Cameron said we should take inspiration from Great Britain.

“Where they have an extensive train network and have had for over a century, even the smallest town in Great Britain at its train station, the local garden aficionados hold a contest to try and make that station look as beautiful as possible," Cameron said. "And it's a national competition and I think everybody benefits.”

Cameron added this could have benefits beyond just a nicer commute. For example, it could be good for real estate.

“I was speaking with the folks up in New Canaan," he said. "They are at the end of a spur line that runs off of Metro-North. They acknowledge that the train station is their link to the outside world, not only for people that live in the community, but also people who are thinking of moving to that community. They've heard something about New Canaan. It's a nice small town, good schools, nice parks. They get off the train and they think, 'well, let's just take a look around this town and see what the vibe is, what the streets are like, the restaurants, are people going to the farmers market, etc.'"

"And that first step off the train onto the platform is when they start making their first impression. So I think that the local real estate community would find any kind of an investment in helping the garden and the beautification leagues and commissions in their towns to beautify their train stations.”

Cameron said he made a donation earlier this year to the beautification commission in his hometown of Darien — specifically to make the train station look better. He said the blooming flowers at the station show his gift paid off.

“The problem we have is that most of the train stations in Connecticut are owned or they sit on land that is owned by the Department of Transportation," he said. "But the D.O.T. relies on the local communities to whom they lease the parking rights at the train station and the money that's raised from that is supposed to be spent on station amenities."

"So it's really up to each individual town. And towns are responsive to their local residents and their constituents. So I've always said that if you if you have a complaint about your train station, go down at the town hall speak up, ask them why the platform's not better shoveled in the winter, or why we can't do something in a season like this, to take advantage of Mother Nature and make the station more attractive.”

Cameron said his dream train station would be clean and functional, with canopies along the length of the platform so that people could wait for their train even in inclement weather.

"There would be a waiting room that would be unlocked and available," he said. "Maybe somebody selling coffee and newspapers in the morning or snacks that people could take with them on the train. It would be well lit and it would be well patrolled. We need to do everything we can to encourage people to go back to mass transit. And by making the station itself attractive as a jumping off point or an arrival point, I think that would go a long way.”

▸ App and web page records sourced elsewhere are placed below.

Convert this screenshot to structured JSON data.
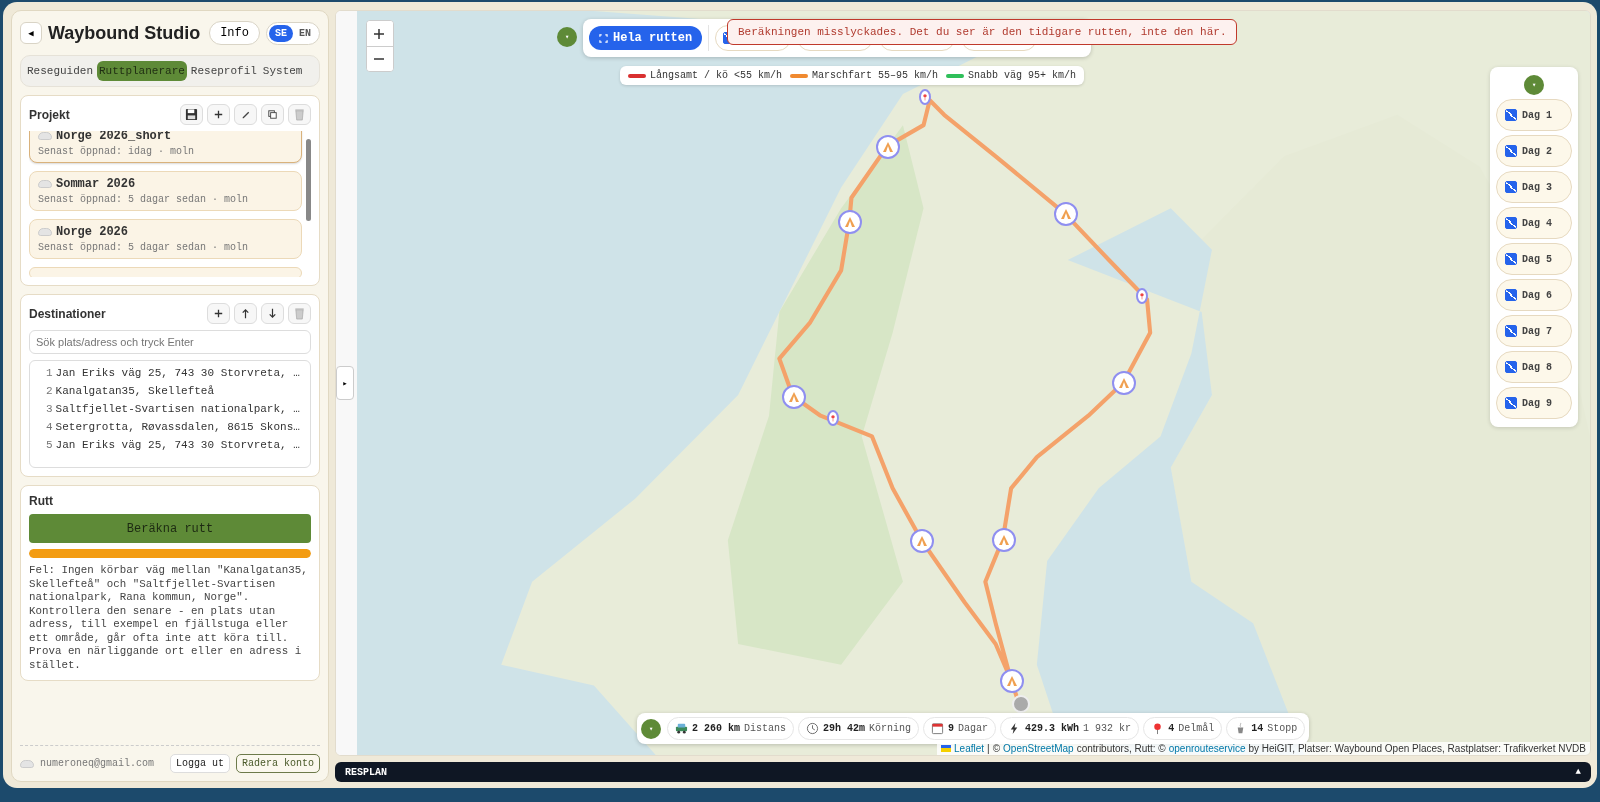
{
  "sidebar": {
    "collapse_button": "◀",
    "title": "Waybound Studio",
    "info_button": "Info",
    "languages": [
      {
        "label": "SE",
        "selected": true
      },
      {
        "label": "EN",
        "selected": false
      }
    ],
    "tabs": [
      {
        "label": "Reseguiden",
        "selected": false
      },
      {
        "label": "Ruttplanerare",
        "selected": true
      },
      {
        "label": "Reseprofil",
        "selected": false
      },
      {
        "label": "System",
        "selected": false
      }
    ],
    "projects": {
      "title": "Projekt",
      "items": [
        {
          "name": "Norge 2026_short",
          "subtitle": "Senast öppnad: idag · moln",
          "selected": true
        },
        {
          "name": "Sommar 2026",
          "subtitle": "Senast öppnad: 5 dagar sedan · moln",
          "selected": false
        },
        {
          "name": "Norge 2026",
          "subtitle": "Senast öppnad: 5 dagar sedan · moln",
          "selected": false
        }
      ]
    },
    "destinations": {
      "title": "Destinationer",
      "search": {
        "placeholder": "Sök plats/adress och tryck Enter"
      },
      "items": [
        {
          "number": "1",
          "text": "Jan Eriks väg 25, 743 30 Storvreta, …"
        },
        {
          "number": "2",
          "text": "Kanalgatan35, Skellefteå"
        },
        {
          "number": "3",
          "text": "Saltfjellet-Svartisen nationalpark, …"
        },
        {
          "number": "4",
          "text": "Setergrotta, Røvassdalen, 8615 Skons…"
        },
        {
          "number": "5",
          "text": "Jan Eriks väg 25, 743 30 Storvreta, …"
        }
      ]
    },
    "route": {
      "title": "Rutt",
      "button": "Beräkna rutt",
      "progress": {
        "level": 1
      },
      "error": "Fel: Ingen körbar väg mellan \"Kanalgatan35, Skellefteå\" och \"Saltfjellet-Svartisen nationalpark, Rana kommun, Norge\". Kontrollera den senare - en plats utan adress, till exempel en fjällstuga eller ett område, går ofta inte att köra till. Prova en närliggande ort eller en adress i stället."
    },
    "account": {
      "email": "numeroneq@gmail.com",
      "buttons": [
        "Logga ut",
        "Radera konto"
      ]
    }
  },
  "map": {
    "sidebar_toggle": "▸",
    "toolbar_toggle": "▾",
    "fit_button": "Hela rutten",
    "layer_checked": true,
    "error_toast": "Beräkningen misslyckades. Det du ser är den tidigare rutten, inte den här.",
    "legend": [
      {
        "label": "Långsamt / kö <55 km/h",
        "color": "#d93030"
      },
      {
        "label": "Marschfart 55–95 km/h",
        "color": "#f08a30"
      },
      {
        "label": "Snabb väg 95+ km/h",
        "color": "#2fbf5a"
      }
    ],
    "days_toggle": "▾",
    "days": [
      {
        "label": "Dag 1",
        "checked": true
      },
      {
        "label": "Dag 2",
        "checked": true
      },
      {
        "label": "Dag 3",
        "checked": true
      },
      {
        "label": "Dag 4",
        "checked": true
      },
      {
        "label": "Dag 5",
        "checked": true
      },
      {
        "label": "Dag 6",
        "checked": true
      },
      {
        "label": "Dag 7",
        "checked": true
      },
      {
        "label": "Dag 8",
        "checked": true
      },
      {
        "label": "Dag 9",
        "checked": true
      }
    ],
    "stats_toggle": "▾",
    "stats": [
      {
        "kind": "car",
        "value": "2 260 km",
        "label": "Distans"
      },
      {
        "kind": "clock",
        "value": "29h 42m",
        "label": "Körning"
      },
      {
        "kind": "calendar",
        "value": "9",
        "label": "Dagar"
      },
      {
        "kind": "bolt",
        "value": "429.3 kWh",
        "label": "1 932 kr"
      },
      {
        "kind": "pin",
        "value": "4",
        "label": "Delmål"
      },
      {
        "kind": "cup",
        "value": "14",
        "label": "Stopp"
      }
    ],
    "attribution": [
      {
        "text": "Leaflet",
        "kind": "link"
      },
      {
        "text": "|",
        "kind": "text"
      },
      {
        "text": "©",
        "kind": "text"
      },
      {
        "text": "OpenStreetMap",
        "kind": "link"
      },
      {
        "text": "contributors, Rutt: ©",
        "kind": "text"
      },
      {
        "text": "openrouteservice",
        "kind": "link"
      },
      {
        "text": "by HeiGIT, Platser: Waybound Open Places, Rastplatser: Trafikverket NVDB",
        "kind": "text"
      }
    ]
  },
  "plan_bar": {
    "title": "RESPLAN",
    "toggle": "▲"
  }
}
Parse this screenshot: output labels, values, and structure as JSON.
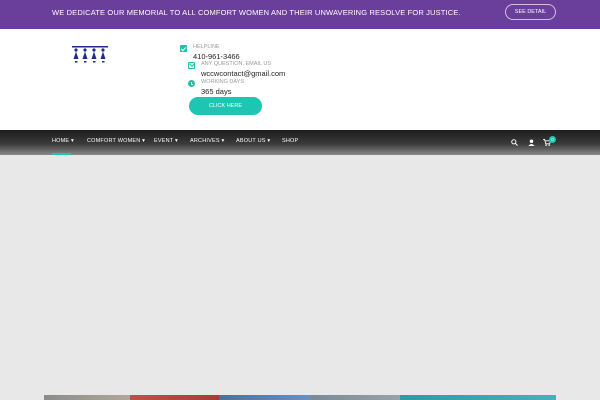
{
  "topbar": {
    "message": "WE DEDICATE OUR MEMORIAL TO ALL COMFORT WOMEN AND THEIR UNWAVERING RESOLVE FOR JUSTICE.",
    "button_label": "SEE DETAIL",
    "bg_color": "#6a3e9b"
  },
  "header": {
    "logo_icon": "four-women-figures-logo",
    "contacts": [
      {
        "icon": "check-icon",
        "label": "HELPLINE",
        "value": "410-961-3466"
      },
      {
        "icon": "mail-icon",
        "label": "ANY QUESTION, EMAIL US",
        "value": "wccwcontact@gmail.com"
      },
      {
        "icon": "clock-icon",
        "label": "WORKING DAYS",
        "value": "365 days"
      }
    ],
    "cta_label": "CLICK HERE",
    "accent_color": "#1fc5b3"
  },
  "nav": {
    "items": [
      {
        "label": "HOME ▾",
        "active": true
      },
      {
        "label": "COMFORT WOMEN ▾",
        "active": false
      },
      {
        "label": "EVENT ▾",
        "active": false
      },
      {
        "label": "ARCHIVES ▾",
        "active": false
      },
      {
        "label": "ABOUT US ▾",
        "active": false
      },
      {
        "label": "SHOP",
        "active": false
      }
    ],
    "icons": [
      "search-icon",
      "user-icon",
      "cart-icon"
    ],
    "cart_count": "0"
  }
}
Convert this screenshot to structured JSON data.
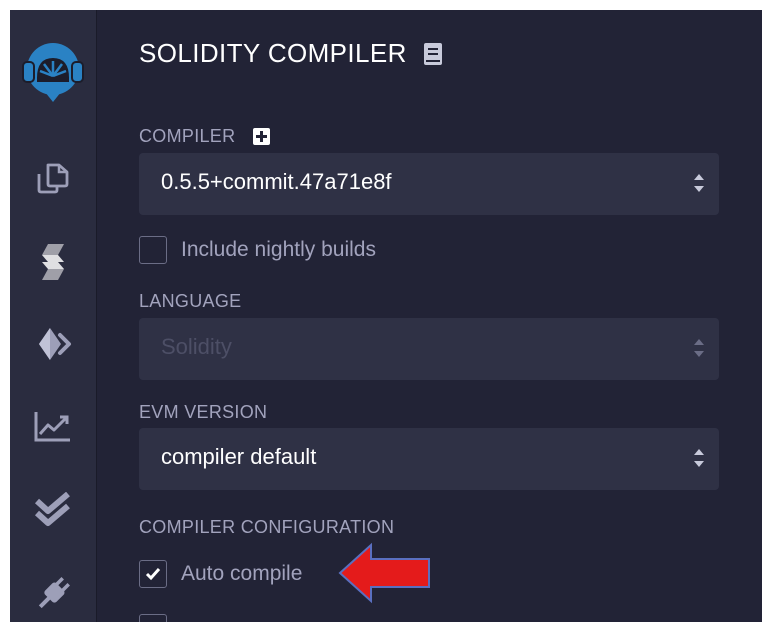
{
  "panel": {
    "title": "SOLIDITY COMPILER"
  },
  "compiler": {
    "label": "COMPILER",
    "version": "0.5.5+commit.47a71e8f",
    "nightly_label": "Include nightly builds",
    "nightly_checked": false
  },
  "language": {
    "label": "LANGUAGE",
    "value": "Solidity",
    "disabled": true
  },
  "evm": {
    "label": "EVM VERSION",
    "value": "compiler default"
  },
  "config": {
    "label": "COMPILER CONFIGURATION",
    "auto_compile_label": "Auto compile",
    "auto_compile_checked": true
  },
  "sidebar": {
    "icons": [
      "remix-logo-icon",
      "file-explorer-icon",
      "solidity-compiler-icon",
      "deploy-run-icon",
      "analysis-icon",
      "testing-icon",
      "plugin-manager-icon"
    ]
  },
  "colors": {
    "background": "#222336",
    "sidebar": "#2a2c3f",
    "select": "#2f3145",
    "accent": "#2a82c4",
    "annotation_arrow": "#e41b1b"
  }
}
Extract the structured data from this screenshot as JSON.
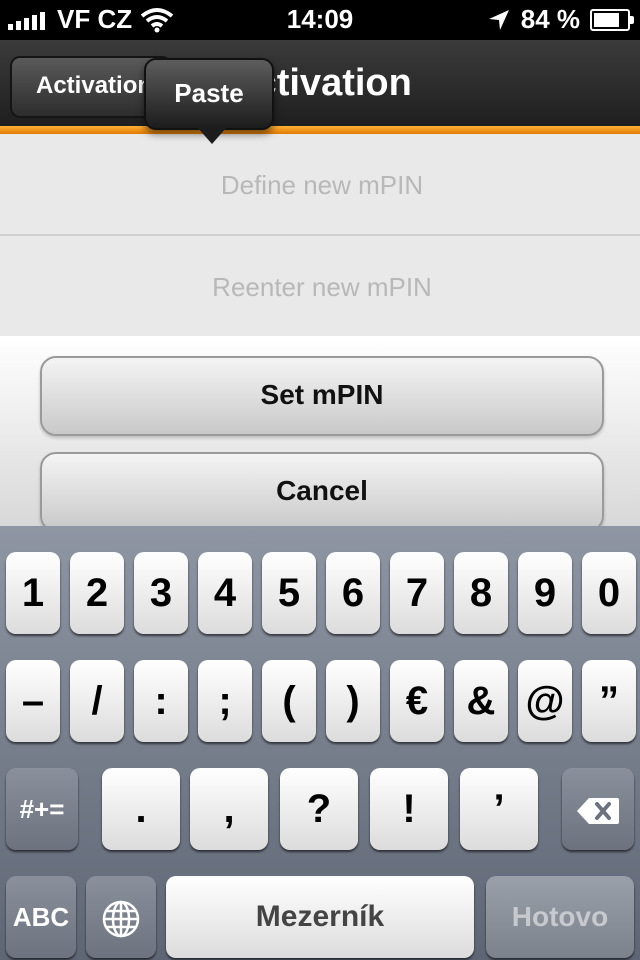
{
  "status": {
    "carrier": "VF CZ",
    "time": "14:09",
    "battery": "84 %",
    "battery_level": 0.84
  },
  "nav": {
    "back_label": "Activation",
    "title": "Activation"
  },
  "popover": {
    "paste_label": "Paste"
  },
  "form": {
    "new_pin_placeholder": "Define new mPIN",
    "reenter_pin_placeholder": "Reenter new mPIN",
    "set_label": "Set mPIN",
    "cancel_label": "Cancel"
  },
  "keyboard": {
    "row1": [
      "1",
      "2",
      "3",
      "4",
      "5",
      "6",
      "7",
      "8",
      "9",
      "0"
    ],
    "row2": [
      "–",
      "/",
      ":",
      ";",
      "(",
      ")",
      "€",
      "&",
      "@",
      "”"
    ],
    "row3": [
      ".",
      ",",
      "?",
      "!",
      "’"
    ],
    "symbols_label": "#+=",
    "abc_label": "ABC",
    "space_label": "Mezerník",
    "done_label": "Hotovo"
  }
}
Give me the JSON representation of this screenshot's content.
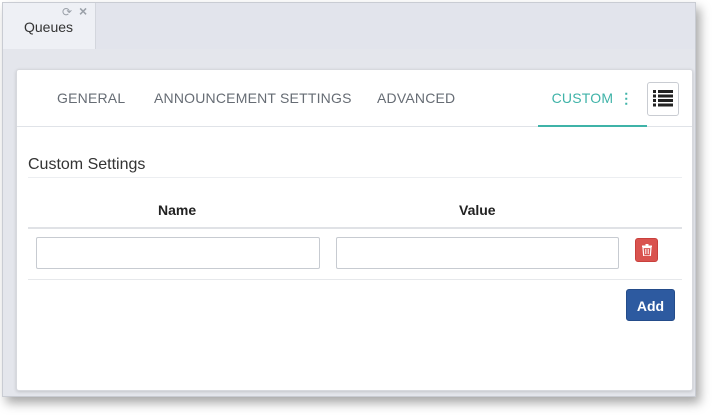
{
  "doc_tab": {
    "label": "Queues",
    "refresh_glyph": "⟳",
    "close_glyph": "×"
  },
  "tabs": [
    {
      "label": "GENERAL",
      "active": false
    },
    {
      "label": "ANNOUNCEMENT SETTINGS",
      "active": false
    },
    {
      "label": "ADVANCED",
      "active": false
    },
    {
      "label": "CUSTOM",
      "active": true
    }
  ],
  "tab_menu_glyph": "⋮",
  "section": {
    "title": "Custom Settings"
  },
  "table": {
    "columns": [
      "Name",
      "Value"
    ],
    "rows": [
      {
        "name": "",
        "value": ""
      }
    ]
  },
  "add_label": "Add",
  "icons": {
    "list": "list-icon",
    "trash": "trash-icon",
    "refresh": "refresh-icon",
    "close": "close-icon",
    "kebab": "kebab-menu-icon"
  },
  "colors": {
    "accent": "#3fb3a8",
    "primary": "#2d5aa0",
    "danger": "#d9534f"
  }
}
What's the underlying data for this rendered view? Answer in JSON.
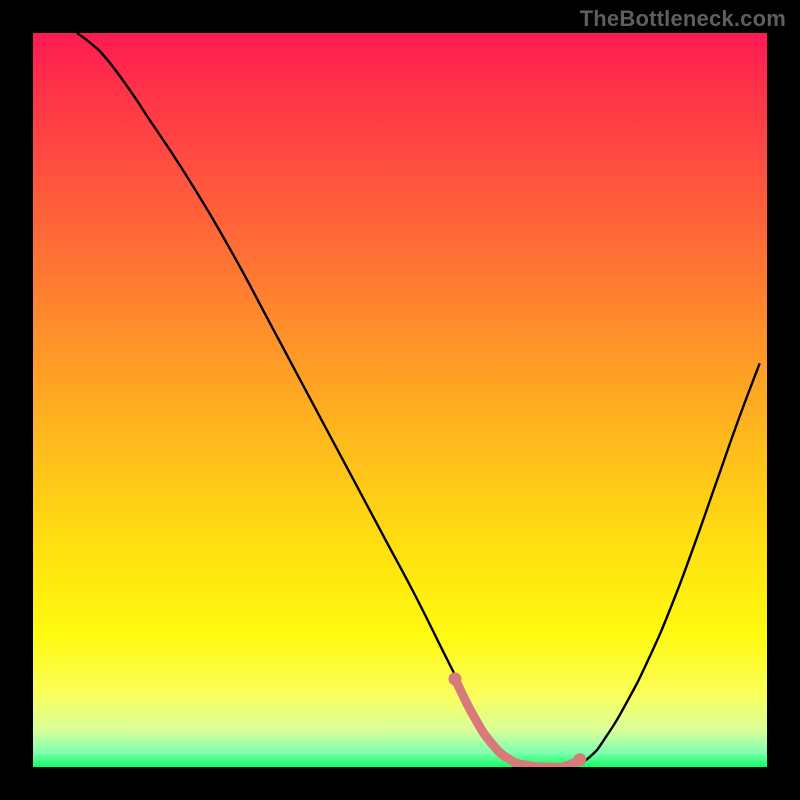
{
  "watermark": "TheBottleneck.com",
  "colors": {
    "frame": "#000000",
    "watermark": "#5e5e5e",
    "curve_stroke": "#000000",
    "trough_stroke": "#d87a7a",
    "trough_fill": "#d87a7a"
  },
  "chart_data": {
    "type": "line",
    "title": "",
    "xlabel": "",
    "ylabel": "",
    "xlim": [
      0,
      100
    ],
    "ylim": [
      0,
      100
    ],
    "x": [
      6,
      8,
      10,
      13,
      16,
      20,
      24,
      28,
      32,
      36,
      40,
      44,
      48,
      52,
      56,
      58,
      60,
      62,
      64,
      66,
      68,
      70,
      71.5,
      73,
      74,
      76,
      78,
      81,
      84,
      87,
      90,
      93,
      96,
      99
    ],
    "values": [
      100,
      98.5,
      96.5,
      92.5,
      88,
      82,
      75.5,
      68.5,
      61,
      53.5,
      46,
      38.5,
      31,
      23.5,
      15.5,
      11.5,
      7.5,
      4.5,
      2.2,
      0.9,
      0.2,
      0.0,
      0.0,
      0.0,
      0.3,
      1.5,
      4,
      9,
      15,
      22,
      30,
      38.5,
      47,
      55
    ],
    "trough": {
      "x": [
        57.5,
        60,
        62.5,
        65,
        67.5,
        70,
        72.5,
        74.5
      ],
      "values": [
        12,
        7,
        3.2,
        1.0,
        0.2,
        0.0,
        0.1,
        1.0
      ]
    },
    "grid": false,
    "legend": false
  }
}
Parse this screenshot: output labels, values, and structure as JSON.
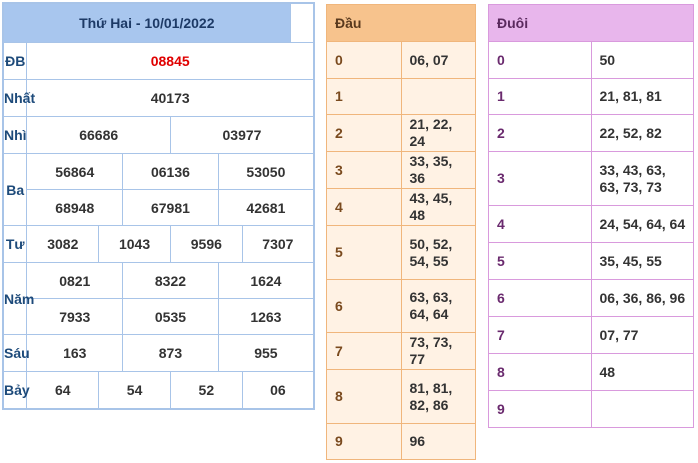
{
  "results": {
    "title": "Thứ Hai - 10/01/2022",
    "prizes": [
      {
        "label": "ĐB",
        "values": [
          "08845"
        ]
      },
      {
        "label": "Nhất",
        "values": [
          "40173"
        ]
      },
      {
        "label": "Nhì",
        "values": [
          "66686",
          "03977"
        ]
      },
      {
        "label": "Ba",
        "values": [
          "56864",
          "06136",
          "53050",
          "68948",
          "67981",
          "42681"
        ]
      },
      {
        "label": "Tư",
        "values": [
          "3082",
          "1043",
          "9596",
          "7307"
        ]
      },
      {
        "label": "Năm",
        "values": [
          "0821",
          "8322",
          "1624",
          "7933",
          "0535",
          "1263"
        ]
      },
      {
        "label": "Sáu",
        "values": [
          "163",
          "873",
          "955"
        ]
      },
      {
        "label": "Bảy",
        "values": [
          "64",
          "54",
          "52",
          "06"
        ]
      }
    ]
  },
  "head": {
    "title": "Đầu",
    "rows": [
      {
        "key": "0",
        "value": "06, 07"
      },
      {
        "key": "1",
        "value": ""
      },
      {
        "key": "2",
        "value": "21, 22, 24"
      },
      {
        "key": "3",
        "value": "33, 35, 36"
      },
      {
        "key": "4",
        "value": "43, 45, 48"
      },
      {
        "key": "5",
        "value": "50, 52, 54, 55"
      },
      {
        "key": "6",
        "value": "63, 63, 64, 64"
      },
      {
        "key": "7",
        "value": "73, 73, 77"
      },
      {
        "key": "8",
        "value": "81, 81, 82, 86"
      },
      {
        "key": "9",
        "value": "96"
      }
    ]
  },
  "tail": {
    "title": "Đuôi",
    "rows": [
      {
        "key": "0",
        "value": "50"
      },
      {
        "key": "1",
        "value": "21, 81, 81"
      },
      {
        "key": "2",
        "value": "22, 52, 82"
      },
      {
        "key": "3",
        "value": "33, 43, 63, 63, 73, 73"
      },
      {
        "key": "4",
        "value": "24, 54, 64, 64"
      },
      {
        "key": "5",
        "value": "35, 45, 55"
      },
      {
        "key": "6",
        "value": "06, 36, 86, 96"
      },
      {
        "key": "7",
        "value": "07, 77"
      },
      {
        "key": "8",
        "value": "48"
      },
      {
        "key": "9",
        "value": ""
      }
    ]
  }
}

Davis Dunavin loves telling stories, whether on the radio or around the campfire. He started in Missouri and ended up in Connecticut, which, he'd like to point out, is the same geographic trajectory taken by Mark Twain.